of steam. Gables already has broken ground on the D.C. site, which is located immediately adjacent to the Takoma Park Metro station, planning to build 144-units in a high-end, five-story apartment community there. Fitch expects a Q4 start for a four-story, 132-unit, upscale rental project on the Virginia site.

The company also has purchased a couple of similarly entitled sites in Florida and is working on the acquisition of a couple more there, while finishing up development of the 246-unit second phase of Gables Villa Rosa in Dallas, leasing up the recently completed 450-unit third phase of Gables Metropolitan in Atlanta and getting under way on the 380-unit Gables West Ave. that broke ground last February in Houston.

The company now is funded like a traditional private portfolio. “We have a large permanent debt facility and we use a revolver to fund our development and may use some separate third-party construction financing, as well,” he said, adding that the company also will pursue joint ventures to reduce risk on larger projects and for portfolio allocation purposes.

Gables’ new owners already have seen the considerable financial reward through sales of the company’s upscale assets. “We’ve sold a little over $1 billion in assets over the past year, the bulk of that last summer and fall, fairly evenly spread in Florida, Georgia and Texas, selling the highest valued assets to condo converters at hyper valuations,” Fitch said.

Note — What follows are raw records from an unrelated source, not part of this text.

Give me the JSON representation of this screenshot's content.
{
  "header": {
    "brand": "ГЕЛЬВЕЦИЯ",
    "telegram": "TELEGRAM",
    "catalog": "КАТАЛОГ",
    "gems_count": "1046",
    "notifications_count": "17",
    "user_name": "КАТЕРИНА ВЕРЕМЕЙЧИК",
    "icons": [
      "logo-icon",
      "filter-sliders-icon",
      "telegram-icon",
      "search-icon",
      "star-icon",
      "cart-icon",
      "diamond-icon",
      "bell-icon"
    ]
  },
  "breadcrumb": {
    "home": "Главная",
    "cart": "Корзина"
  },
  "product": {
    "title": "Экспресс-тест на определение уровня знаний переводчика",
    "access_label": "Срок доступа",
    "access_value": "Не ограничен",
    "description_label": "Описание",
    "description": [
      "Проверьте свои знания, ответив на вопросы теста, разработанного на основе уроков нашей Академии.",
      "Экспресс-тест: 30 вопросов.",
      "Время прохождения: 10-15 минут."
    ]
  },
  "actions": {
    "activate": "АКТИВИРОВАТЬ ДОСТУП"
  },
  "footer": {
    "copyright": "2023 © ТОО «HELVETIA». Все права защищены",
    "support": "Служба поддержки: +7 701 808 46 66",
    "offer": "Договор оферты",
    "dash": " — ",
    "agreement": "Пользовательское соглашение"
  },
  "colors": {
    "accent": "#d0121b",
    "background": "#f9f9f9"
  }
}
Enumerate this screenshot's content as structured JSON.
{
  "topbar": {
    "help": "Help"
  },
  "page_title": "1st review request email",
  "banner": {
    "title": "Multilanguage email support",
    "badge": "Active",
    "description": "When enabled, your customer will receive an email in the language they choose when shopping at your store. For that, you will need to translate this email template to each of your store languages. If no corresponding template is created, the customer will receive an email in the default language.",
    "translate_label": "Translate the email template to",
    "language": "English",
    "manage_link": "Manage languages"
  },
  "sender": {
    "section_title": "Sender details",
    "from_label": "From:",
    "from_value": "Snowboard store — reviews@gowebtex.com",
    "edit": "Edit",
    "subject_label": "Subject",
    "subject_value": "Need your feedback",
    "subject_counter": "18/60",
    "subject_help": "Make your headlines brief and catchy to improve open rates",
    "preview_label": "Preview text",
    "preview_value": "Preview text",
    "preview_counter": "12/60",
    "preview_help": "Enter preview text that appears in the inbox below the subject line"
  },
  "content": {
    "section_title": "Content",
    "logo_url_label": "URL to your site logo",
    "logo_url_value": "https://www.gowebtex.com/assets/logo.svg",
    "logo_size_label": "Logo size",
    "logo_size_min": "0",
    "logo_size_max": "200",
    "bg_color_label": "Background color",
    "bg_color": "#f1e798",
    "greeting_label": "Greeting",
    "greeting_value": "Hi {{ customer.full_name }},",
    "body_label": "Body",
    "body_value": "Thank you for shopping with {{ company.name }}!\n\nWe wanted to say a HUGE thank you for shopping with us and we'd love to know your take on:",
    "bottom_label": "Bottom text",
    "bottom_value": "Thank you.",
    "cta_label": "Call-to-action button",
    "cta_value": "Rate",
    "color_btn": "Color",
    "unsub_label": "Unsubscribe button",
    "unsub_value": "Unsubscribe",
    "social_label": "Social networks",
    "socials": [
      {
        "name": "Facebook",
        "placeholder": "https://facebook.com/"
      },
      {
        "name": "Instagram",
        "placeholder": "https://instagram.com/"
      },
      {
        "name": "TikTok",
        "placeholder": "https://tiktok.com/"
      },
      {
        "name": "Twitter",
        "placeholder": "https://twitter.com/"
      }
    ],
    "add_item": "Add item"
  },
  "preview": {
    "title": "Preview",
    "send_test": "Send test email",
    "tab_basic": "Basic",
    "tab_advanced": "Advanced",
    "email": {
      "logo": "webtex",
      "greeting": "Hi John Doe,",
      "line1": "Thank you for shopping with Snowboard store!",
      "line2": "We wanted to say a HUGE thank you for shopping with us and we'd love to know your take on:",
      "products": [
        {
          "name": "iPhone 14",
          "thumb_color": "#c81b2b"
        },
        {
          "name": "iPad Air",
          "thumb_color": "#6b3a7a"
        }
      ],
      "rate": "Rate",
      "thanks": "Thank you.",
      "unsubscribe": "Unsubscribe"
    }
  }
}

But the privatized REIT no longer is buying stabilized Class A assets to replace those that are sold. “If we are buying, which is not often, we are buying existing operating assets that usually need to be repositioned or torn down and redeveloped,” Fitch said of the REIT that now is in the profitable value-add/opportunity space, where targeted returns on acquisitions are in the leveraged high teens.

Gables, he said, is growing, but he plans to be very methodical about that growth process. “We are in eight markets now and I could see us expanding into another two over the next year or so and then, as opportunity presents itself and our ability to have operations on the ground, we will selectively grow into additional markets,” Fitch predicted.

He is pleased with the strong relationship Gables and its new general partners and investors have developed. “We have established a strong communication regarding our activities and are engaged in strategic and tactical discussions with them on a current basis. An advantage, I think, is that it expands our horizons significantly because of the knowledge and influence those two firms–ING and Lehman Brothers–have in the broader real estate world, not just in the multifamily world, and we are able to leverage from that experience to help us be better at what we do,” said Fitch.

Mutz, also, is happy with the expanded opportunities inherent in transformation from a public to a private REIT and AMLI’s relationship with Morgan Stanley’s Prime Property Fund, but, in many ways, it’s still business as usual. “We continue to compete against the public REITs and view them as able contenders and we thrive on competing with them, but, whether you’re owned as a public company or a private company, I think it’s your people, your strategy, your execution and your focus and attention to detail that make you a winner or a loser in this business,” he said.